The two on the right, containing Minie balls were handled a little differently. The tail of the cartridge was torn (typically bitten off) and the powder dumped down the bore. The ball was then shucked out of the remaining paper and loaded naked on top of the powder. A little slower than with the smoothbore flintlock, especially when factoring in the time it took to re-cap the nipple. Not enough "windage" to allow the paper to go along for the ride in the rifled-muskets.

English Enfield cartridges were a little different in that that bullets didn't have lube grooves, and were loaded upside down in the paper cartridges. After dumping in the powder the bullet, still in the paper- which was greased to provide lubrication an waterproofing- was rammed home. There is evidence that these were changed to plain paper and the un-grooved bullets had lube packed in their bases and presumably shucked out of their paper hulls and loaded naked. I've seen Enfield cartridges in collections that went both ways.

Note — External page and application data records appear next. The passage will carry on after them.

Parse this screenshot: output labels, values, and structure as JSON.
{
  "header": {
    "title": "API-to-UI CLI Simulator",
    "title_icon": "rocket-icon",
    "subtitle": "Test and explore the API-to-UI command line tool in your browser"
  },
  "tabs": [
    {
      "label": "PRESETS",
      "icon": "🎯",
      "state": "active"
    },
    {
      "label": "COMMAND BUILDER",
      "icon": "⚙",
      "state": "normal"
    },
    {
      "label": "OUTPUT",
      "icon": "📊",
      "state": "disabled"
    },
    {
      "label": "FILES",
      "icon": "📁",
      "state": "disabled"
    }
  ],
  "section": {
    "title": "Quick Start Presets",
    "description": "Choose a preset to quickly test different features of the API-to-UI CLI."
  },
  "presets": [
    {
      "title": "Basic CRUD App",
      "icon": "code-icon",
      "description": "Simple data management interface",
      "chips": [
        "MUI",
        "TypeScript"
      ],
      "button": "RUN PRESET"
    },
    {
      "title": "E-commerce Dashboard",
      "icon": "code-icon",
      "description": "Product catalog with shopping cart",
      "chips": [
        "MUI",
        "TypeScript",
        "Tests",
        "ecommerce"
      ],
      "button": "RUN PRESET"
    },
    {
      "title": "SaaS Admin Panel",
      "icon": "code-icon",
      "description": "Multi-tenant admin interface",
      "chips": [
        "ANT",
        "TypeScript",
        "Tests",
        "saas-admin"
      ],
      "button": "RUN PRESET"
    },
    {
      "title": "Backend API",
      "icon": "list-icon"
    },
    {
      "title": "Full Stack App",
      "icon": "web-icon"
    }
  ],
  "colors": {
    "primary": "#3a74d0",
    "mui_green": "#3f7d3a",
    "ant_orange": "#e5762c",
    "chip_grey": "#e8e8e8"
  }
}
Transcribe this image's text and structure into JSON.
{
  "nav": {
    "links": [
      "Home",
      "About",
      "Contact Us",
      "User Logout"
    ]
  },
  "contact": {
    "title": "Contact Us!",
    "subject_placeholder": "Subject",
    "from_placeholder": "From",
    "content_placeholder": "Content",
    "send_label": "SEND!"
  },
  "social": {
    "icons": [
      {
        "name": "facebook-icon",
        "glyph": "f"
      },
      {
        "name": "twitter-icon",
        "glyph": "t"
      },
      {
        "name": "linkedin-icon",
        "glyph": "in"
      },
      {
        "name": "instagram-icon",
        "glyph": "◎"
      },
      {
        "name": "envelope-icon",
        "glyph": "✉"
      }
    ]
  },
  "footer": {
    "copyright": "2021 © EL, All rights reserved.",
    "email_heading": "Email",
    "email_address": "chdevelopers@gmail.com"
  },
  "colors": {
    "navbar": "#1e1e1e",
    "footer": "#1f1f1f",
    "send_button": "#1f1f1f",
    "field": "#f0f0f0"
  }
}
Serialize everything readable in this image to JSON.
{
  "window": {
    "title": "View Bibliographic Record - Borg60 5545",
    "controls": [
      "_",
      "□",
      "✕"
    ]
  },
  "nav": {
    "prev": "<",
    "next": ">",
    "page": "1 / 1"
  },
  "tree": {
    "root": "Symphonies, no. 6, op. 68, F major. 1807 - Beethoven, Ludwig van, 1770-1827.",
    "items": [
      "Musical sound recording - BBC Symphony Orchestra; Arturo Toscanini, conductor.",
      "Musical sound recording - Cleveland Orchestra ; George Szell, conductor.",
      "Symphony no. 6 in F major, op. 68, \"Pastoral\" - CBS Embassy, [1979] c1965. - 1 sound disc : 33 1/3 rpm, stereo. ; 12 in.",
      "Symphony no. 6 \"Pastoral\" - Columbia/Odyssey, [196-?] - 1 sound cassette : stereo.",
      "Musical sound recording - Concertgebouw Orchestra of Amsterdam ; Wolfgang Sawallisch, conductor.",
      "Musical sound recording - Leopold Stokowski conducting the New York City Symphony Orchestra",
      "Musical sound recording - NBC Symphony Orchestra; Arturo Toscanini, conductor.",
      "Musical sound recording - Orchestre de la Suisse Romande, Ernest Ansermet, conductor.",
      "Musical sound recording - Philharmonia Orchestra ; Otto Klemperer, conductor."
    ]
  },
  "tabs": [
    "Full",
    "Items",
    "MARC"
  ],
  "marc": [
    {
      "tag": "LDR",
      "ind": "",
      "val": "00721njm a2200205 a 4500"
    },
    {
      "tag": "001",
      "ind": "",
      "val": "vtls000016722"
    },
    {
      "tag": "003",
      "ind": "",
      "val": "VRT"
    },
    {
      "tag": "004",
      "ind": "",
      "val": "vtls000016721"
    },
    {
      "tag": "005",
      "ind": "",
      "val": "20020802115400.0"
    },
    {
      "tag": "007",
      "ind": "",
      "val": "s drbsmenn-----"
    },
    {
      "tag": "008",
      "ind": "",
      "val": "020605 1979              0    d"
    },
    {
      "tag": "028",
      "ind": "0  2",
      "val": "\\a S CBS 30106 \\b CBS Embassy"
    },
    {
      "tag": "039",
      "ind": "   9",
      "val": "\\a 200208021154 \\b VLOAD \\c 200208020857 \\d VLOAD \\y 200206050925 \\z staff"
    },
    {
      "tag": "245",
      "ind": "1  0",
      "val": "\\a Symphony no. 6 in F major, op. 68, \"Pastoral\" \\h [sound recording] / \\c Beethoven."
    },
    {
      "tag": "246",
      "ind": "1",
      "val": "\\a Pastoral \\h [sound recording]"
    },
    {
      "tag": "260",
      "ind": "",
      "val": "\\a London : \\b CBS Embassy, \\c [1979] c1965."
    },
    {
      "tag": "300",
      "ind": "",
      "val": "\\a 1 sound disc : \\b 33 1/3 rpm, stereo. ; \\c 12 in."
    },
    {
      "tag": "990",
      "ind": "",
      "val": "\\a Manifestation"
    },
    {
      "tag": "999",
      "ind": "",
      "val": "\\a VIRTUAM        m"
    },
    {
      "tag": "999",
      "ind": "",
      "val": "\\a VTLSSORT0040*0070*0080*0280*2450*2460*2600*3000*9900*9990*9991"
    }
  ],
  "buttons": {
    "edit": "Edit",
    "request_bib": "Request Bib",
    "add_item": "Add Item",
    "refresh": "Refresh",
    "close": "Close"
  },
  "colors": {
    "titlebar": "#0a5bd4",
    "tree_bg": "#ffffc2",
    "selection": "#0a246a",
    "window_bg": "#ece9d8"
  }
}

(Side note: that was one of the instigators of the Sepoy Rebellion in 1855(?). The colonial troops in Britain's Indian Army got the idea that their paper cartridges were lubed with pig grease- a taboo in their religion- and that their white English masters were having some kind of gross joke at their expense. Not true by the way.)

Regardless, starting fires on the battlefield from glowing paper embers was the last thing anybody was worrying about. There is speculation that 's how the horrible fires that burned so many wounded guys at the Wilderness got started. Who knows?

12-10-2012, 06:36 PM
Dad soaked silk-span in Potassium Nitrate, I'm not sure what that did for him.
I still haven't mastered his Hawken